Data entries
★ ★ ★ ★ ★

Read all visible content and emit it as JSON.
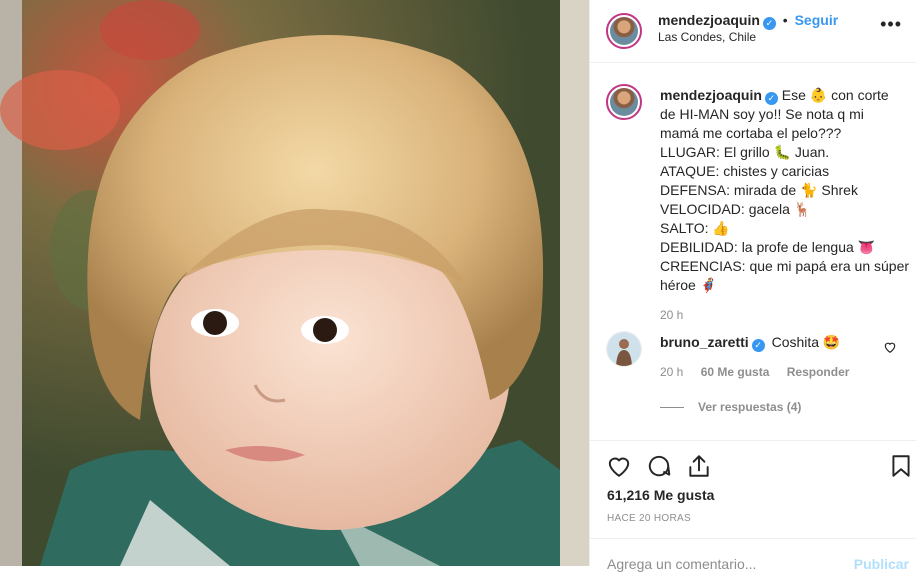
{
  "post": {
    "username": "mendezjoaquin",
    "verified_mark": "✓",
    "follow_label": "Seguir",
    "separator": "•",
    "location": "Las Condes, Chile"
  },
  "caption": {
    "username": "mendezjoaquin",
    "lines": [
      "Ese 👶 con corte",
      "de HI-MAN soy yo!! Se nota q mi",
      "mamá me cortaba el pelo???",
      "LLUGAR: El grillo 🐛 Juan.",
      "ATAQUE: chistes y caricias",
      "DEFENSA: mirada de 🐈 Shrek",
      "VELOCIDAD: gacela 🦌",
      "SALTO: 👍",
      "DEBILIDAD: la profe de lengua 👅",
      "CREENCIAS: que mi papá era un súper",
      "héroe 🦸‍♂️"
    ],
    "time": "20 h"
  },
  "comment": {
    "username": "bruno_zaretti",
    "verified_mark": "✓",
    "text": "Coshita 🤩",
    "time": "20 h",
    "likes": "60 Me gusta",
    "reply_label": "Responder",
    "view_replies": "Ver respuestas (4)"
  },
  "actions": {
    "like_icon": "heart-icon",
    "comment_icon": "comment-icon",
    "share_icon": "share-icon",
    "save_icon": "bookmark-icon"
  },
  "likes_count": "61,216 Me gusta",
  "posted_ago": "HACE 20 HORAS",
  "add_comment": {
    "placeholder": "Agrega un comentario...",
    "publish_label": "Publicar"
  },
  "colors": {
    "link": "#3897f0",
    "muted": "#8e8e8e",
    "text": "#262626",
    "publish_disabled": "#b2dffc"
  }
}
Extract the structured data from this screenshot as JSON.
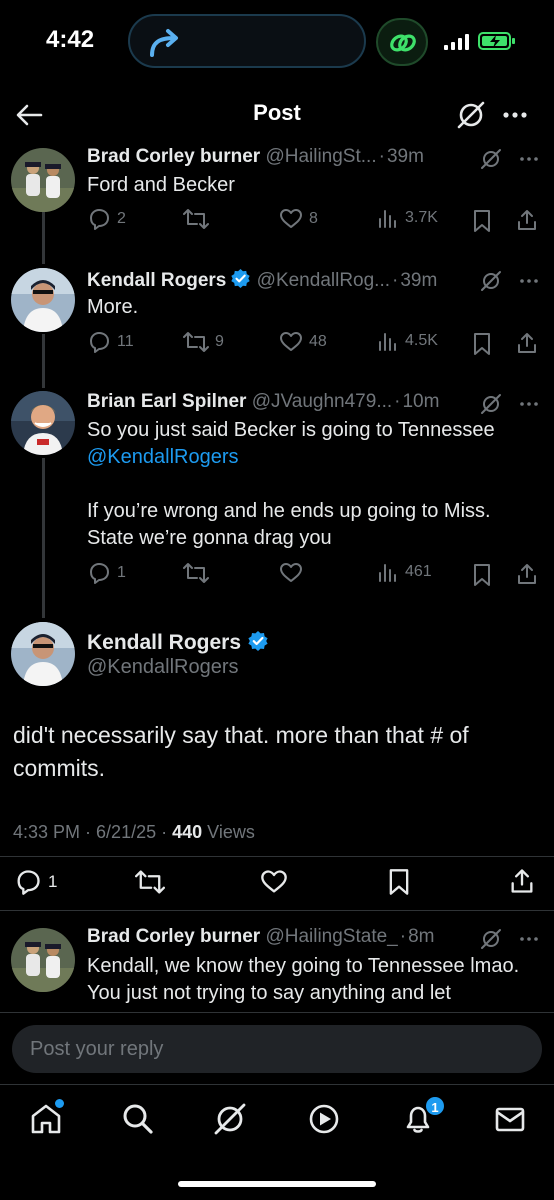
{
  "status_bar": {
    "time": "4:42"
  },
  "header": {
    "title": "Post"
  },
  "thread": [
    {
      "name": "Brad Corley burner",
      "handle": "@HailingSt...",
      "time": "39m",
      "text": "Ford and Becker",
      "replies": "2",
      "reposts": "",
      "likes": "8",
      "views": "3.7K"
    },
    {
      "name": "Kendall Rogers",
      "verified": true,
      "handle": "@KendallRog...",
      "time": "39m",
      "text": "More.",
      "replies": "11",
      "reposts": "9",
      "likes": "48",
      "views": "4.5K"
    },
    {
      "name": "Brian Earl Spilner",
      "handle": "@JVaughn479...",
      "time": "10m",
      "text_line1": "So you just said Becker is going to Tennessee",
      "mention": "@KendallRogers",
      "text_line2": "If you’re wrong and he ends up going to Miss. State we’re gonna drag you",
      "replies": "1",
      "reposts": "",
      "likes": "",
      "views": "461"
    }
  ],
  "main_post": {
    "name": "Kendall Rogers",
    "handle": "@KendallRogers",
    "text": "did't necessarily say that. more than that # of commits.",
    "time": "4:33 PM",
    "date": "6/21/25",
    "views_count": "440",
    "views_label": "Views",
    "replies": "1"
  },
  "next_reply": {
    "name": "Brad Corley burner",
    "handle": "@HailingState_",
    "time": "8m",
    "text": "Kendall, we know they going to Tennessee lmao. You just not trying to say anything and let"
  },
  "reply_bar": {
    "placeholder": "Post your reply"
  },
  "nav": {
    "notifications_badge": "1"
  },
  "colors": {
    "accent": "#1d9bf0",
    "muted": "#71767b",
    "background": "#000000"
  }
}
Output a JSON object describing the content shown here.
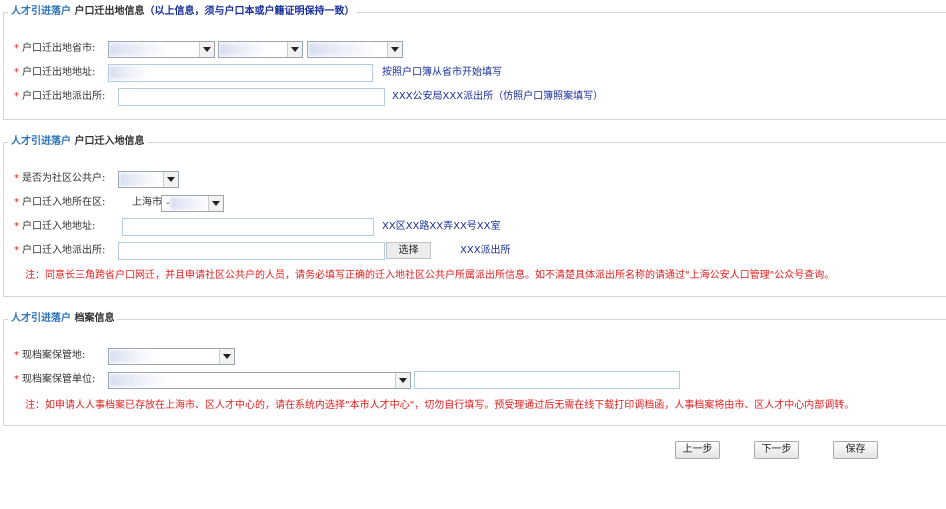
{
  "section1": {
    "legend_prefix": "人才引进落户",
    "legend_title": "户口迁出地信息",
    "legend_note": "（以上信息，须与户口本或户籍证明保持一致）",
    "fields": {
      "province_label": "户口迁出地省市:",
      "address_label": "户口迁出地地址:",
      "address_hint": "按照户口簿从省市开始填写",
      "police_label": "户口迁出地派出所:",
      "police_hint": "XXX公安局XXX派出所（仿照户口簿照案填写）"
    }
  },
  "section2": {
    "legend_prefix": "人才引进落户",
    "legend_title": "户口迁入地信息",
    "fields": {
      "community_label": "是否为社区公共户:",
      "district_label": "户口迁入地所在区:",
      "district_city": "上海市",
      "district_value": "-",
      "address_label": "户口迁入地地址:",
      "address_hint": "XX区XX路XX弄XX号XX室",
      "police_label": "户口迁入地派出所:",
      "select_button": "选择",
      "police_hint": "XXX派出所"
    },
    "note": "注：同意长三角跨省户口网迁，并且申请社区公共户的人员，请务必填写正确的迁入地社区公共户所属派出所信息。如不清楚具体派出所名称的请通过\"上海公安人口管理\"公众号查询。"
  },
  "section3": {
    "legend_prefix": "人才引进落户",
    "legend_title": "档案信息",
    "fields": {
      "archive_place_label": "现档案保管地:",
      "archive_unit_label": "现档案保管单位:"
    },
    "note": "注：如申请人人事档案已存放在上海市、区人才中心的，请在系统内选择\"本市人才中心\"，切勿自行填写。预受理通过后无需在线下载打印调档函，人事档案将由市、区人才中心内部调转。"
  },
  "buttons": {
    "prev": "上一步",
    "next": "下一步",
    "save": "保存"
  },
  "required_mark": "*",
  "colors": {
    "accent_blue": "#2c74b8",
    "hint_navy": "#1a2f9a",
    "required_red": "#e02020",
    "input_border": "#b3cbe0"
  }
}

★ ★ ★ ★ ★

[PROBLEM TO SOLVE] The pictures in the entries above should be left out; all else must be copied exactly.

[EXPECTED OUTPUT]
Read all visible content and emit it as JSON.
{
  "post": {
    "username": "mendezjoaquin",
    "verified_mark": "✓",
    "follow_label": "Seguir",
    "separator": "•",
    "location": "Las Condes, Chile"
  },
  "caption": {
    "username": "mendezjoaquin",
    "lines": [
      "Ese 👶 con corte",
      "de HI-MAN soy yo!! Se nota q mi",
      "mamá me cortaba el pelo???",
      "LLUGAR: El grillo 🐛 Juan.",
      "ATAQUE: chistes y caricias",
      "DEFENSA: mirada de 🐈 Shrek",
      "VELOCIDAD: gacela 🦌",
      "SALTO: 👍",
      "DEBILIDAD: la profe de lengua 👅",
      "CREENCIAS: que mi papá era un súper",
      "héroe 🦸‍♂️"
    ],
    "time": "20 h"
  },
  "comment": {
    "username": "bruno_zaretti",
    "verified_mark": "✓",
    "text": "Coshita 🤩",
    "time": "20 h",
    "likes": "60 Me gusta",
    "reply_label": "Responder",
    "view_replies": "Ver respuestas (4)"
  },
  "actions": {
    "like_icon": "heart-icon",
    "comment_icon": "comment-icon",
    "share_icon": "share-icon",
    "save_icon": "bookmark-icon"
  },
  "likes_count": "61,216 Me gusta",
  "posted_ago": "HACE 20 HORAS",
  "add_comment": {
    "placeholder": "Agrega un comentario...",
    "publish_label": "Publicar"
  },
  "colors": {
    "link": "#3897f0",
    "muted": "#8e8e8e",
    "text": "#262626",
    "publish_disabled": "#b2dffc"
  }
}
Extract the structured data from this screenshot as JSON.
{
  "status_bar": {
    "time": "4:42"
  },
  "header": {
    "title": "Post"
  },
  "thread": [
    {
      "name": "Brad Corley burner",
      "handle": "@HailingSt...",
      "time": "39m",
      "text": "Ford and Becker",
      "replies": "2",
      "reposts": "",
      "likes": "8",
      "views": "3.7K"
    },
    {
      "name": "Kendall Rogers",
      "verified": true,
      "handle": "@KendallRog...",
      "time": "39m",
      "text": "More.",
      "replies": "11",
      "reposts": "9",
      "likes": "48",
      "views": "4.5K"
    },
    {
      "name": "Brian Earl Spilner",
      "handle": "@JVaughn479...",
      "time": "10m",
      "text_line1": "So you just said Becker is going to Tennessee",
      "mention": "@KendallRogers",
      "text_line2": "If you’re wrong and he ends up going to Miss. State we’re gonna drag you",
      "replies": "1",
      "reposts": "",
      "likes": "",
      "views": "461"
    }
  ],
  "main_post": {
    "name": "Kendall Rogers",
    "handle": "@KendallRogers",
    "text": "did't necessarily say that. more than that # of commits.",
    "time": "4:33 PM",
    "date": "6/21/25",
    "views_count": "440",
    "views_label": "Views",
    "replies": "1"
  },
  "next_reply": {
    "name": "Brad Corley burner",
    "handle": "@HailingState_",
    "time": "8m",
    "text": "Kendall, we know they going to Tennessee lmao. You just not trying to say anything and let"
  },
  "reply_bar": {
    "placeholder": "Post your reply"
  },
  "nav": {
    "notifications_badge": "1"
  },
  "colors": {
    "accent": "#1d9bf0",
    "muted": "#71767b",
    "background": "#000000"
  }
}
Output a JSON object describing the content shown here.
{
  "section1": {
    "legend_prefix": "人才引进落户",
    "legend_title": "户口迁出地信息",
    "legend_note": "（以上信息，须与户口本或户籍证明保持一致）",
    "fields": {
      "province_label": "户口迁出地省市:",
      "address_label": "户口迁出地地址:",
      "address_hint": "按照户口簿从省市开始填写",
      "police_label": "户口迁出地派出所:",
      "police_hint": "XXX公安局XXX派出所（仿照户口簿照案填写）"
    }
  },
  "section2": {
    "legend_prefix": "人才引进落户",
    "legend_title": "户口迁入地信息",
    "fields": {
      "community_label": "是否为社区公共户:",
      "district_label": "户口迁入地所在区:",
      "district_city": "上海市",
      "district_value": "-",
      "address_label": "户口迁入地地址:",
      "address_hint": "XX区XX路XX弄XX号XX室",
      "police_label": "户口迁入地派出所:",
      "select_button": "选择",
      "police_hint": "XXX派出所"
    },
    "note": "注：同意长三角跨省户口网迁，并且申请社区公共户的人员，请务必填写正确的迁入地社区公共户所属派出所信息。如不清楚具体派出所名称的请通过\"上海公安人口管理\"公众号查询。"
  },
  "section3": {
    "legend_prefix": "人才引进落户",
    "legend_title": "档案信息",
    "fields": {
      "archive_place_label": "现档案保管地:",
      "archive_unit_label": "现档案保管单位:"
    },
    "note": "注：如申请人人事档案已存放在上海市、区人才中心的，请在系统内选择\"本市人才中心\"，切勿自行填写。预受理通过后无需在线下载打印调档函，人事档案将由市、区人才中心内部调转。"
  },
  "buttons": {
    "prev": "上一步",
    "next": "下一步",
    "save": "保存"
  },
  "required_mark": "*",
  "colors": {
    "accent_blue": "#2c74b8",
    "hint_navy": "#1a2f9a",
    "required_red": "#e02020",
    "input_border": "#b3cbe0"
  }
}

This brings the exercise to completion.